▸ **Excerpts from a dataset**

■ ■ ■ ■ ■

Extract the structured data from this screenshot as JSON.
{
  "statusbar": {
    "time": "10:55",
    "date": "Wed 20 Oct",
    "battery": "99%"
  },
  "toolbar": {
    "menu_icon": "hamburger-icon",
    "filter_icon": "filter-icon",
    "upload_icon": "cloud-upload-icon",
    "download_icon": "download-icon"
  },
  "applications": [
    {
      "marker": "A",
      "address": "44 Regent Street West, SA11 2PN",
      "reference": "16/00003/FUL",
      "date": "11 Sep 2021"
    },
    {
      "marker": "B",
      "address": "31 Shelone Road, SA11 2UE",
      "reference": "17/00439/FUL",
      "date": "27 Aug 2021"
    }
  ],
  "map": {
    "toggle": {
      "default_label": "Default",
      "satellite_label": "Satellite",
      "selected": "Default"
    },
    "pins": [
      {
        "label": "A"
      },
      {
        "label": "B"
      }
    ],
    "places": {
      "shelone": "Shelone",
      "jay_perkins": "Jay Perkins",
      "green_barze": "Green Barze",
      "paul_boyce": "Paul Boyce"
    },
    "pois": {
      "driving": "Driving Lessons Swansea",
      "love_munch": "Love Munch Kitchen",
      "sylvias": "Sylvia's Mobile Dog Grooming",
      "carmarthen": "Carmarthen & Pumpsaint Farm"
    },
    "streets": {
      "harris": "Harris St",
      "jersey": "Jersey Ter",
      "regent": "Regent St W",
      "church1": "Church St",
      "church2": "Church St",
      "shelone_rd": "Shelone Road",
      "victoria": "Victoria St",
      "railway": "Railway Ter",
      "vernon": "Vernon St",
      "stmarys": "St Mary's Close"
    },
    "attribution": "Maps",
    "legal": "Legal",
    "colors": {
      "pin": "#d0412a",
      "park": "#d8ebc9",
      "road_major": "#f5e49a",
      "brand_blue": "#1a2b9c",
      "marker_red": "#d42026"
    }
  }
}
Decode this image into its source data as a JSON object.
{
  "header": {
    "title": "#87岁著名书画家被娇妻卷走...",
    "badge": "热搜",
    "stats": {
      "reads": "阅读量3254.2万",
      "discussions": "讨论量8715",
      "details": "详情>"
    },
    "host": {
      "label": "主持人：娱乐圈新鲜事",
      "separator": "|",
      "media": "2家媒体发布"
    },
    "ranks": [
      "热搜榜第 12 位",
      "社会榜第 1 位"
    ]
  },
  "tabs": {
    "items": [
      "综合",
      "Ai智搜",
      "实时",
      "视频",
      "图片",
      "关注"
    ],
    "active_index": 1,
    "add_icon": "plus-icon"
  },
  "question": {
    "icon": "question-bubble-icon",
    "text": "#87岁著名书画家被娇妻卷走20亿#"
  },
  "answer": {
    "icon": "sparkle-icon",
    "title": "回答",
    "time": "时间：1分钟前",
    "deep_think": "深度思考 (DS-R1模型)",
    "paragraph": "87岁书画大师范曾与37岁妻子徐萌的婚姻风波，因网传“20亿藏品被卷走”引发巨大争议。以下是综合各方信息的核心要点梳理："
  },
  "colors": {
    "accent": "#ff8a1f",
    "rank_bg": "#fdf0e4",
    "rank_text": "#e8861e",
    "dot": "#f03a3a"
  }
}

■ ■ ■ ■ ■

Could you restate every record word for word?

▸ **Solution**
Extract the structured data from this screenshot as JSON.
{
  "statusbar": {
    "time": "10:55",
    "date": "Wed 20 Oct",
    "battery": "99%"
  },
  "toolbar": {
    "menu_icon": "hamburger-icon",
    "filter_icon": "filter-icon",
    "upload_icon": "cloud-upload-icon",
    "download_icon": "download-icon"
  },
  "applications": [
    {
      "marker": "A",
      "address": "44 Regent Street West, SA11 2PN",
      "reference": "16/00003/FUL",
      "date": "11 Sep 2021"
    },
    {
      "marker": "B",
      "address": "31 Shelone Road, SA11 2UE",
      "reference": "17/00439/FUL",
      "date": "27 Aug 2021"
    }
  ],
  "map": {
    "toggle": {
      "default_label": "Default",
      "satellite_label": "Satellite",
      "selected": "Default"
    },
    "pins": [
      {
        "label": "A"
      },
      {
        "label": "B"
      }
    ],
    "places": {
      "shelone": "Shelone",
      "jay_perkins": "Jay Perkins",
      "green_barze": "Green Barze",
      "paul_boyce": "Paul Boyce"
    },
    "pois": {
      "driving": "Driving Lessons Swansea",
      "love_munch": "Love Munch Kitchen",
      "sylvias": "Sylvia's Mobile Dog Grooming",
      "carmarthen": "Carmarthen & Pumpsaint Farm"
    },
    "streets": {
      "harris": "Harris St",
      "jersey": "Jersey Ter",
      "regent": "Regent St W",
      "church1": "Church St",
      "church2": "Church St",
      "shelone_rd": "Shelone Road",
      "victoria": "Victoria St",
      "railway": "Railway Ter",
      "vernon": "Vernon St",
      "stmarys": "St Mary's Close"
    },
    "attribution": "Maps",
    "legal": "Legal",
    "colors": {
      "pin": "#d0412a",
      "park": "#d8ebc9",
      "road_major": "#f5e49a",
      "brand_blue": "#1a2b9c",
      "marker_red": "#d42026"
    }
  }
}
Decode this image into its source data as a JSON object.
{
  "header": {
    "title": "#87岁著名书画家被娇妻卷走...",
    "badge": "热搜",
    "stats": {
      "reads": "阅读量3254.2万",
      "discussions": "讨论量8715",
      "details": "详情>"
    },
    "host": {
      "label": "主持人：娱乐圈新鲜事",
      "separator": "|",
      "media": "2家媒体发布"
    },
    "ranks": [
      "热搜榜第 12 位",
      "社会榜第 1 位"
    ]
  },
  "tabs": {
    "items": [
      "综合",
      "Ai智搜",
      "实时",
      "视频",
      "图片",
      "关注"
    ],
    "active_index": 1,
    "add_icon": "plus-icon"
  },
  "question": {
    "icon": "question-bubble-icon",
    "text": "#87岁著名书画家被娇妻卷走20亿#"
  },
  "answer": {
    "icon": "sparkle-icon",
    "title": "回答",
    "time": "时间：1分钟前",
    "deep_think": "深度思考 (DS-R1模型)",
    "paragraph": "87岁书画大师范曾与37岁妻子徐萌的婚姻风波，因网传“20亿藏品被卷走”引发巨大争议。以下是综合各方信息的核心要点梳理："
  },
  "colors": {
    "accent": "#ff8a1f",
    "rank_bg": "#fdf0e4",
    "rank_text": "#e8861e",
    "dot": "#f03a3a"
  }
}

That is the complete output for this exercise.